=== Task requirements ===
A copy is needed of each line in the records that has the word "Ngách".

Data records for software interfaces
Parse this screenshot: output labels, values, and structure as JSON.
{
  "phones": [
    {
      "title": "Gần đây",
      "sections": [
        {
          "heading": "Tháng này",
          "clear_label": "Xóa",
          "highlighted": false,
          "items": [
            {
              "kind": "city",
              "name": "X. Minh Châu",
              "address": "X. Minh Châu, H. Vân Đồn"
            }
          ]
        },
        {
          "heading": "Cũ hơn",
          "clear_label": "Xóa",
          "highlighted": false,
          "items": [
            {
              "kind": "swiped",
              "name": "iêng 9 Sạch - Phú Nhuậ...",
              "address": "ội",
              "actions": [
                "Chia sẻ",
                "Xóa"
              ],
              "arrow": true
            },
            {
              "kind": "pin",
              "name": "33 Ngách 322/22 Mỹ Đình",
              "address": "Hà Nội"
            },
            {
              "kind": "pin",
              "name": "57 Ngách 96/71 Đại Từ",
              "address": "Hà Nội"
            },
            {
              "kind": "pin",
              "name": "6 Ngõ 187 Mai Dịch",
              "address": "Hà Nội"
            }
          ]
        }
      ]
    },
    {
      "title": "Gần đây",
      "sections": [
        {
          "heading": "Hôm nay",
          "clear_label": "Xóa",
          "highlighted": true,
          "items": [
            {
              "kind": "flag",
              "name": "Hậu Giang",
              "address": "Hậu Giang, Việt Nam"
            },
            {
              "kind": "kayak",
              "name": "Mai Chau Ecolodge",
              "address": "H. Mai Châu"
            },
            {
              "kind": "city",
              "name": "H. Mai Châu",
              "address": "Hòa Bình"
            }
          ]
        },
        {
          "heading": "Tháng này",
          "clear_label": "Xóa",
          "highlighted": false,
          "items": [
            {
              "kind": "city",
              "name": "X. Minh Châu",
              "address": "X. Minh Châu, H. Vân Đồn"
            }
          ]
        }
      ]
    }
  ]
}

=== Solution below ===
              "name": "33 Ngách 322/22 Mỹ Đình",
              "name": "57 Ngách 96/71 Đại Từ",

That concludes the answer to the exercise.